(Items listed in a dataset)
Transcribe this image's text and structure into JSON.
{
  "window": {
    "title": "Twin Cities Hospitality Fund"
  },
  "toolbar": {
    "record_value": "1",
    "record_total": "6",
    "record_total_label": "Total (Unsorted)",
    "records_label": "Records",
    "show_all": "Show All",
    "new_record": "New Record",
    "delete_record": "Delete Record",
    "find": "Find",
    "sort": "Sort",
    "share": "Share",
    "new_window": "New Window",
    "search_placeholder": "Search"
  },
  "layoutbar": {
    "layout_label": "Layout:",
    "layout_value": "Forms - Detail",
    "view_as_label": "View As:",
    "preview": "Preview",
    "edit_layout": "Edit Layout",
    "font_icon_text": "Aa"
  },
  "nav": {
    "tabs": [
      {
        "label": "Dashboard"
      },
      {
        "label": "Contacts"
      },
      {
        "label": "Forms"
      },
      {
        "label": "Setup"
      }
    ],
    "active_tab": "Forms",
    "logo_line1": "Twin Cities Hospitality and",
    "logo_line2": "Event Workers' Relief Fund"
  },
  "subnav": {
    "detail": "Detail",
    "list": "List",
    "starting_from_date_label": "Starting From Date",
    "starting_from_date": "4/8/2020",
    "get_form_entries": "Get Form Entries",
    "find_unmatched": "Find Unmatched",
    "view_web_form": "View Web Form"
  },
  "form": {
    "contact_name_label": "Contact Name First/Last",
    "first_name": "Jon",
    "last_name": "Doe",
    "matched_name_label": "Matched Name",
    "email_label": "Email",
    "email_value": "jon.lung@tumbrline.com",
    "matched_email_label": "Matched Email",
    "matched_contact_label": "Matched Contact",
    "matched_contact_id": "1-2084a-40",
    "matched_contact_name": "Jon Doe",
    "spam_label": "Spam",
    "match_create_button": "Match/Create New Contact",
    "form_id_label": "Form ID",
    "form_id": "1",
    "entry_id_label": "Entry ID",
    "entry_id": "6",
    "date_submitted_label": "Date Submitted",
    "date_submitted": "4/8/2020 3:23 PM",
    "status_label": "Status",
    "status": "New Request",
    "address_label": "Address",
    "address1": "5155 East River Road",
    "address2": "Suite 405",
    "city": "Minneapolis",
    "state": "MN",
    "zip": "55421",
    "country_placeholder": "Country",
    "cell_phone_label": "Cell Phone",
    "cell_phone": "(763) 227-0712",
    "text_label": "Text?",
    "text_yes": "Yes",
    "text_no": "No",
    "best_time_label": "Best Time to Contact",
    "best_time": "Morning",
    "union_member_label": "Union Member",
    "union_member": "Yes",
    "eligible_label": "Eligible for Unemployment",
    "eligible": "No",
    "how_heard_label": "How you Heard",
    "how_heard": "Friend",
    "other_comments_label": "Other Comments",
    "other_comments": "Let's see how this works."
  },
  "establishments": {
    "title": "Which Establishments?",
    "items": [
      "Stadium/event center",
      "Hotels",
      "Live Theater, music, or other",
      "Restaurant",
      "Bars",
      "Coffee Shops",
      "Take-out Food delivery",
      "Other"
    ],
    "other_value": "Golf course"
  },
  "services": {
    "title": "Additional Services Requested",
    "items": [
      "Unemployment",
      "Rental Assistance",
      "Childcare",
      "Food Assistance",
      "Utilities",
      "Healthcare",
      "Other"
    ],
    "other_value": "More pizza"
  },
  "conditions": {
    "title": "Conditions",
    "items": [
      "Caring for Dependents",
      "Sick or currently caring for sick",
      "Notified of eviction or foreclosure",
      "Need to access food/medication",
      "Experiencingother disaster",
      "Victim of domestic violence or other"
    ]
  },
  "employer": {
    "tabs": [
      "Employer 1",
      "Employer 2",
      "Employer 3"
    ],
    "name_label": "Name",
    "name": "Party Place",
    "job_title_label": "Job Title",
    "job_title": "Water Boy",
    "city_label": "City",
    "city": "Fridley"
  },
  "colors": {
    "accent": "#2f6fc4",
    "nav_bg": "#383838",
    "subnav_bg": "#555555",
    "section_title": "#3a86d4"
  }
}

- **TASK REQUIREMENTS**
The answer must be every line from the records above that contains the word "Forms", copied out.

- **SOLUTION TO THIS PROBLEM**
    "layout_value": "Forms - Detail",
        "label": "Forms"
    "active_tab": "Forms",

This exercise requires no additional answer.